I was really enjoying reading this recent post on A.V. Club about the “geekery” of baseball and literature, which — ahem — had been touching all the right bases in mentioning “The Natural,” “The Great American Novel” and “The Art of Fielding,” among others, as must reads.
Then Kevin McFarland stumbled badly and missed home plate entirely in dismissing “You Know Me Al,” an episolatory work by sports columnist Ring Lardner Sr. published in 1916, and as vital as any of the novels he mentions in understanding the literature of the game. The book, McFarland concluded:
” . . . represents a slice of baseball history that’s too far in the past to serve as an introduction.”
Come again? Too far in the past? This is baseball, not jousting. A book that’s not quite 100 years old, and that sums up the then-brief history of the game, is regarded as ancient? If you sift through the comments you’ll see that quite a few of McFarland’s readers are well-versed in the literary — and real — history of the game, and shouldn’t find Lardner’s work too outdated.
Even more puzzling is McFarland’s inclusion of “Eight Men Out,” W.P. Kinsella’s account of the Black Sox scandal that took place only a few years after Lardner’s book was published. “Eight Men Out” also was the basis for a popular movie with the same name directed by John Sayles, who pulls off a very good rendering of Lardner, then a baseball writer in Chicago.
So where is the cutoff point between “too far in the past” and the modern present? Is the former reserved for books that aren’t made into films? We are never offered an explanation from McFarland, who appeared to be looking for a quick way to wrap up his post.
I realize A.V. Club is geared toward young men — McFarland is a contributing editor who graduated from Northwestern in 2011 — but to pan “You Know Me Al” this way is to disrespect the game’s past.
Lardner’s “busher” chronicles tell us much about the game before and through the turn of the 20th century, through the conceited, crass persona of Jack Keefe. This wasn’t romanticizing the “pastime,” but incisive satire that skewered the common mythology that had already grown around the sport.

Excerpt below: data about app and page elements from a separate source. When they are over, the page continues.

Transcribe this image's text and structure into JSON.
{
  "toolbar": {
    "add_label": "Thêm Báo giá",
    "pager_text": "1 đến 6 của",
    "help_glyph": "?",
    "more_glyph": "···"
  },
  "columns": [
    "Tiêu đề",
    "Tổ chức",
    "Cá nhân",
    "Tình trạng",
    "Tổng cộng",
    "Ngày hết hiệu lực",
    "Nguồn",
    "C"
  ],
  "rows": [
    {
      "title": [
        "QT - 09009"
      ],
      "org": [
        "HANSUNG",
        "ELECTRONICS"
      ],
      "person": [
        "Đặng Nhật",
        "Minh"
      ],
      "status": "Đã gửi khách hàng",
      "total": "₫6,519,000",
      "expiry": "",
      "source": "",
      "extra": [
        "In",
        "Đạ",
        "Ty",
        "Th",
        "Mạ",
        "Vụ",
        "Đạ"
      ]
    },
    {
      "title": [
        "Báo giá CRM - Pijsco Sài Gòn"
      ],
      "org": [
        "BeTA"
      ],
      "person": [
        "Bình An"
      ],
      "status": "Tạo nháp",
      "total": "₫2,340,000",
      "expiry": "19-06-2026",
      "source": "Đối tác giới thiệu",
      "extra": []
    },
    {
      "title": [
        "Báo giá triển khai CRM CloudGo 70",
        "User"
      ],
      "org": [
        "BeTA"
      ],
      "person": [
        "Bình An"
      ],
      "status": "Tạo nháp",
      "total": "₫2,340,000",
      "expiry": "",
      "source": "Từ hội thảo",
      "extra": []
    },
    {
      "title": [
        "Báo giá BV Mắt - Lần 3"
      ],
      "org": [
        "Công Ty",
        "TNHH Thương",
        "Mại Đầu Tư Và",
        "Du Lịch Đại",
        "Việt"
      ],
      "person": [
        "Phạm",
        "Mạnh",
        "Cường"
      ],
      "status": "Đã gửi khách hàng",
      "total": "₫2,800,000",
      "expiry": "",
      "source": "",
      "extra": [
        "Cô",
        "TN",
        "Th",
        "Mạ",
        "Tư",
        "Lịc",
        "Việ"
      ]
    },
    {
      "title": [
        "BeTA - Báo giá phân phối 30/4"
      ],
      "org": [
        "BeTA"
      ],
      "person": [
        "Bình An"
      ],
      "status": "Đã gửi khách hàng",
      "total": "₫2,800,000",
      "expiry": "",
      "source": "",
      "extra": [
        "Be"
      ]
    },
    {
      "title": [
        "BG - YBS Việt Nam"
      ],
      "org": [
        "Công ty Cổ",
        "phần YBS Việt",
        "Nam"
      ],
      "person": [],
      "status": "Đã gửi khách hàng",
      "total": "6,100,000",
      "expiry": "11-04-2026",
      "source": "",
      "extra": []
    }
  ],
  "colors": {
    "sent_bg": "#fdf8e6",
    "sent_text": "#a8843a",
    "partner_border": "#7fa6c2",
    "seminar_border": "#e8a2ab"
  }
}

The Brothers Judd show the proper appreciation for Lardner’s work. Before most anyone else, and not long before the throwing of the 1919 World Series threatened to bring down the sport, Lardner demolished the pastoral odes of baseball’s earliest poets.
Read this excerpt from “You Know Me Al” and tell me this particular letter from Keefe to “Al” isn’t prophetic about what was to come with the White Sox and their cheapskate owner, Charlie Comiskey:
“Speaking of money I won’t sign no contract unless I get the salary you and I talked of, three thousand dollars. You know what I was getting in Terre Haute, a hundred and fifty a month, and I know it’s going to cost me a lot more to live here. I made inquiries round here and find I can get board and room for eight dollars a week but I will be out of town half the time and will have to pay for my room when I am away or look up a new one when I come back. Then I will have to buy cloths to wear on the road in places like New York. When Comiskey comes back I will name him three thousand dollars as my lowest figure and I guess he will come through when he sees I am in ernest. I heard that Walsh was getting twice as much as that.
“The papers says Comiskey will be back here sometime to-morrow. He has been hunting with the president of the league so he ought to feel pretty good. But I don’t care how he feels. I am going to get a contract for three thousand and if he don’t want to give it to me he can do the other thing. You know me Al.”
It’s not graceful Kinsellian prose, but Lardner’s savagery of the Jack Keefe character and the Lords of Baseball — greed meeting greed — went to the heart of what the author thought ailed the game, and he would be proven horrifically right. Lardner’s own short life was troubled by alcoholism and ill health, and he died long before his son and namesake, Ring Lardner Jr., made the Hollywood blacklist.
“You Know Me Al” isn’t hard to find — it’s in print, and readily available. If you’ve got a dollar in your bank account, you can even buy an e-book version in a flash.